Morley, Hubert. Your victory garden counts more than ever!, poster, 1945; [Washington D.C.]. (https://digital.library.unt.edu/ark:/67531/metadc544/: accessed March 17, 2020), University of North Texas Libraries, UNT Digital Library, https://digital.library.unt.edu; crediting UNT Libraries Government Documents Department.
As the reality of our situation continues to set it (COVID-19, social distancing, shelter-in-place, tp hoarding), a garden may be a useful place to shed anxiety, get fresh air and maybe even grow some extra food. If you have a spot outside, the recent rain and intermittent sunshine make this a great time to start some herbs and summer vegetables. A small pot in a kitchen window can grow basil, rosemary or oregano to add to tomato sauces and soups. You may find the online resources below helpful and/or interesting:

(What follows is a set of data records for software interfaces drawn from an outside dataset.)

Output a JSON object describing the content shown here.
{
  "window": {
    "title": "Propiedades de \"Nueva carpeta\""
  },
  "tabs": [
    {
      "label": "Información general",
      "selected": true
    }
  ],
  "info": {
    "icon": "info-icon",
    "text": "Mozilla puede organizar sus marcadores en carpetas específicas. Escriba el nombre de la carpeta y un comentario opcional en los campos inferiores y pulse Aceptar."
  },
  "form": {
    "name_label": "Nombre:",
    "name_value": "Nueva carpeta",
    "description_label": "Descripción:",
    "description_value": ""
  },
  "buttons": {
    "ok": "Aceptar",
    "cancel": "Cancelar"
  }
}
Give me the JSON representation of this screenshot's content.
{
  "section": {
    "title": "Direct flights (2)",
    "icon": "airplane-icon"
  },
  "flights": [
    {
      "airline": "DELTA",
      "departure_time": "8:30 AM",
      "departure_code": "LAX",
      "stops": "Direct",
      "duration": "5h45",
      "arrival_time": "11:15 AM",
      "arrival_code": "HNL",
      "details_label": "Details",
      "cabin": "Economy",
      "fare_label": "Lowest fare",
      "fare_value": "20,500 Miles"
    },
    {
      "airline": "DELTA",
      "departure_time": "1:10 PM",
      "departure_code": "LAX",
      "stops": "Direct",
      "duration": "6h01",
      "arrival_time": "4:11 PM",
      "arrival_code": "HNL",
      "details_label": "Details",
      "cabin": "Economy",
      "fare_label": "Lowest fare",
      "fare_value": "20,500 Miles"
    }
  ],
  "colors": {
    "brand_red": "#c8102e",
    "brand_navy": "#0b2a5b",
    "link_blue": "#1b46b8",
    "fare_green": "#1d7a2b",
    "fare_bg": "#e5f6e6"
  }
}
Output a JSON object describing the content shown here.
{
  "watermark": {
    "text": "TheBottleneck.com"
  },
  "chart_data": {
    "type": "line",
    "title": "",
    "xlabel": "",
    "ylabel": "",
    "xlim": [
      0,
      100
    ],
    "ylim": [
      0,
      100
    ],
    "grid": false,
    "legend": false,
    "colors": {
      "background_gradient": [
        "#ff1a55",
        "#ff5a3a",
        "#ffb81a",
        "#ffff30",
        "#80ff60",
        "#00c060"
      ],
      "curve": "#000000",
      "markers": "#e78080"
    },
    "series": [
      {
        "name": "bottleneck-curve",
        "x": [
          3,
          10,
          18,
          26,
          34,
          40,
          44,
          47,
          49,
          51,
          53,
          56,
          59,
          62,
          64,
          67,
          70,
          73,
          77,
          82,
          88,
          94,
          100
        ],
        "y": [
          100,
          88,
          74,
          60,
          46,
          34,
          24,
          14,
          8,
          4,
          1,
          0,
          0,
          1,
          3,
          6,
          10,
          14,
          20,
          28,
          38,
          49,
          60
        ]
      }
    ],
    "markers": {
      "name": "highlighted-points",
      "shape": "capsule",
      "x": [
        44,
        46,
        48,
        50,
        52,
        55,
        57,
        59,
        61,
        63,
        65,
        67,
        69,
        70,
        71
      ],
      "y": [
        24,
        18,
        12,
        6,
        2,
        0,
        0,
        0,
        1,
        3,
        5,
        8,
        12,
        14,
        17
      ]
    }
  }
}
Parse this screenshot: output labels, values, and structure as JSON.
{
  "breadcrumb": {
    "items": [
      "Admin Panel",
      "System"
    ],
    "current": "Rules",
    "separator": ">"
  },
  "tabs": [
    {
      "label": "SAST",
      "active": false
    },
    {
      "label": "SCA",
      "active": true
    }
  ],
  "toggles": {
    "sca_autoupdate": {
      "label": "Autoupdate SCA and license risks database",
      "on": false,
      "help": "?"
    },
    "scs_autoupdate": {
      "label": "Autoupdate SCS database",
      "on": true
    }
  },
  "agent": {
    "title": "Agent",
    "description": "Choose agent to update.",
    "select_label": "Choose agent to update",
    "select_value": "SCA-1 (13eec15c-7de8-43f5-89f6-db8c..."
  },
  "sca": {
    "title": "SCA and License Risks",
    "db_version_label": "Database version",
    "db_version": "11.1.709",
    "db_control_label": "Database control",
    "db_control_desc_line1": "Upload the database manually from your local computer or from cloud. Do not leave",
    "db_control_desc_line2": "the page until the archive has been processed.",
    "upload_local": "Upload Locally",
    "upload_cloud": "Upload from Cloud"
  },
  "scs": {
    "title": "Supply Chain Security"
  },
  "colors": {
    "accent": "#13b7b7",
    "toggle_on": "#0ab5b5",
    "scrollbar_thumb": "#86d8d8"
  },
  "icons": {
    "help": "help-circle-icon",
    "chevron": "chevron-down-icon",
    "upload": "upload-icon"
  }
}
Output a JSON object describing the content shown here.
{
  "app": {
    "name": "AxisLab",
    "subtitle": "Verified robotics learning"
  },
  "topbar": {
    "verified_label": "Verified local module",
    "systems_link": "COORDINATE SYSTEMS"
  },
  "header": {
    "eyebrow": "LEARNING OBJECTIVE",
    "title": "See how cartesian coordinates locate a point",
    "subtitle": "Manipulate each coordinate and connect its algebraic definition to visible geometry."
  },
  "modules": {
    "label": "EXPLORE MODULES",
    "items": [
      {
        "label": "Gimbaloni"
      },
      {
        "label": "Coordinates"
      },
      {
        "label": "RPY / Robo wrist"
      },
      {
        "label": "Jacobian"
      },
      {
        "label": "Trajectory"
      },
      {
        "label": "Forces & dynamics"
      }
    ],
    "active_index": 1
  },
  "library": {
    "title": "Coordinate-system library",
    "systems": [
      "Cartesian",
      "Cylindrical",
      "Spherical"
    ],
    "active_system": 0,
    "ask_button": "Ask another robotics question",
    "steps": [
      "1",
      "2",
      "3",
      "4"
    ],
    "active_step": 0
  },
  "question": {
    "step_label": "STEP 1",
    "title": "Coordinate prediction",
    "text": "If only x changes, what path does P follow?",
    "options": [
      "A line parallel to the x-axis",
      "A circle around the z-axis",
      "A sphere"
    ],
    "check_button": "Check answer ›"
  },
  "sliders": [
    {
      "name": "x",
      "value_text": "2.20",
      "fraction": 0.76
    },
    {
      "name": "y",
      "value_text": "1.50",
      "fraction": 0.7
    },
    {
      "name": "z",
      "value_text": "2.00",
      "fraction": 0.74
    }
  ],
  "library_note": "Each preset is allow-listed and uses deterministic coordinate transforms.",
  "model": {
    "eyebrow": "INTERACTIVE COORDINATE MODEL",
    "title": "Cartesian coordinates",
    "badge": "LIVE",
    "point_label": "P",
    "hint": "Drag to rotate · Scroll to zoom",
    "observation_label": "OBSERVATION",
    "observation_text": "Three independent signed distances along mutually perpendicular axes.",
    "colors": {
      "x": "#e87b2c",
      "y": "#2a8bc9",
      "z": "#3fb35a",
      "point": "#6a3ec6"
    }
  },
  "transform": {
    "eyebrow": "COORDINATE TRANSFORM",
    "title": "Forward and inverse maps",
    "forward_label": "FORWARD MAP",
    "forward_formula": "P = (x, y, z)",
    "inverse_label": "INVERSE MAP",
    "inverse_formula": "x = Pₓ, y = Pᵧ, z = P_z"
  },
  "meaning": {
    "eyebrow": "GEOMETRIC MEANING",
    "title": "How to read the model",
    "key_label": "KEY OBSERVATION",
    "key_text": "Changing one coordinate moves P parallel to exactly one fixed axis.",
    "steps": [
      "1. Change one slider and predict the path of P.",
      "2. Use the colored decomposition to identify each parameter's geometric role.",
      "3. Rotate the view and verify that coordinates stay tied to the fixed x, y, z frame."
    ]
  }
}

This is the online home of Peaceful Valley nursery - which is located in Grass Valley, CA. They have a great selection of products for organic farming and a deep library of how-to videos for assistance. You might consider them for bulk purchases of organic soil amendments like kelp/blood/feather/bone meal, calcium, azomite or other trace minerals.
This is the site for Baker Creek Heirloom Seeds. Based in Missouri, they do have a store location in Petaluma. If you've never really considered the benefits of heirloom seeds, this would be a great time to learn - and seed orders ship for free.
Have you heard about "No Dig" gardening? It's worth the time to learn more about this compost-intensive approach to organic gardening.
Here's a great book if you want to gain insight into why you shouldn't use chemical fertilizers and should adopt No Dig gardening. It's a deep dive into soil biology.
Hope that you have many opportunities to get your hands dirty over the coming months. We'll all get through this together.